Siding

5.0.2

Different Types of Siding and How to choose What’s Best for You

Vinyl Siding

Made from PVC, vinyl siding has been around since the early 1960s and as of the latest consensus, it is the most commonly used siding in new, single family homes.

Modern engineering has produced vinyl siding that can perfectly mimic the look of many types of cladding and architectural accents, including wood, stone, and slate. In addition, current vinyl siding has improved strength and weather resistance and comes in a broader selection of factory colors.

Advantages: durable; widely available; least expensive option; many brands come with lifetime warranties.

Disadvantages: repairs may require replacement of entire sections due to fading over time. Flammable; releases toxins if burned.

“Green” Characteristics: vinyl siding as a whole is a “green” siding option due to its production and recycling process

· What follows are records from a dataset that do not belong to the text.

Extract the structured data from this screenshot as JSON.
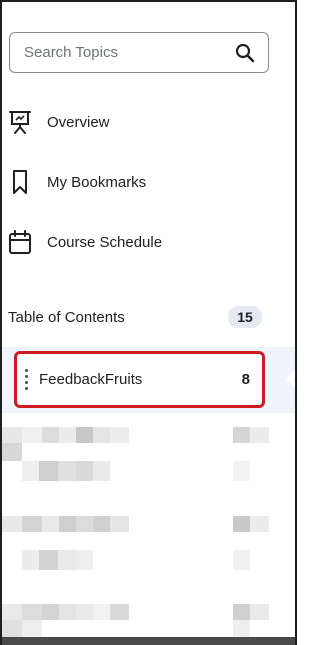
{
  "search": {
    "placeholder": "Search Topics"
  },
  "nav": [
    {
      "label": "Overview",
      "icon": "presentation-icon"
    },
    {
      "label": "My Bookmarks",
      "icon": "bookmark-icon"
    },
    {
      "label": "Course Schedule",
      "icon": "calendar-icon"
    }
  ],
  "toc": {
    "title": "Table of Contents",
    "count": "15"
  },
  "module": {
    "name": "FeedbackFruits",
    "count": "8",
    "highlight_color": "#cd1b22"
  }
}
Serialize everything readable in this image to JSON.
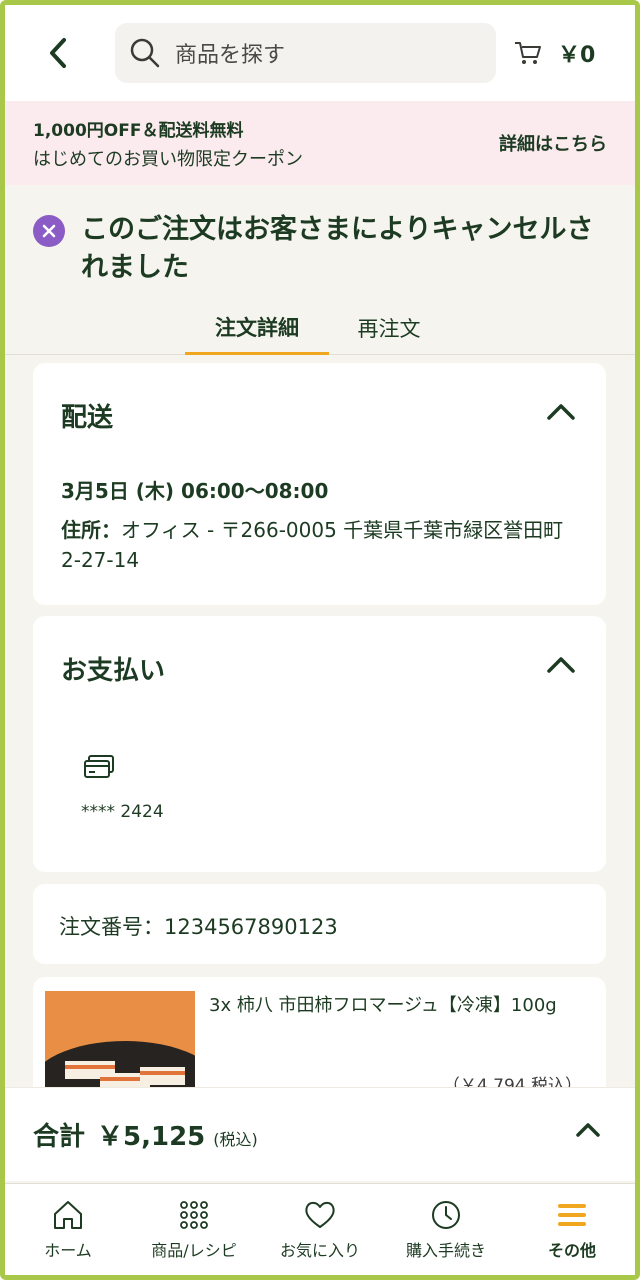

Fiber Cement SidingFiber cement comprises wood fibers mixed with sand and cement. The siding is much thicker than vinyl and has a better ability to withstand harsh weather such as strong wind or hail. The material is very stable and does not expand and contract at the same rate that true wood and vinyl siding does. This stability allows paint to last longer on its surface, so it does not require refreshing as often as wood siding. In addition, most fiber cement brands can be painted, so homeowners can change their design plans down the road without having to replace the siding itself.

Fiber cement siding has a great reputation for quality and durability. These products have long warranties, and they’re very visually appealing.

Advantages: not susceptible to termites: highly water resistant; incombustible; holds paint well, lots of colors and   options in texture and color.

Disadvantages; installation is more complicated as the product is very heavy; costlier than most types of vinyl siding.

Cleaning/maintenance: mostly maintenance free: must be repainted periodically (every 15 to 20 years)

“Green” characteristics: most brands contain at least 10 to 20 percent recycled materials.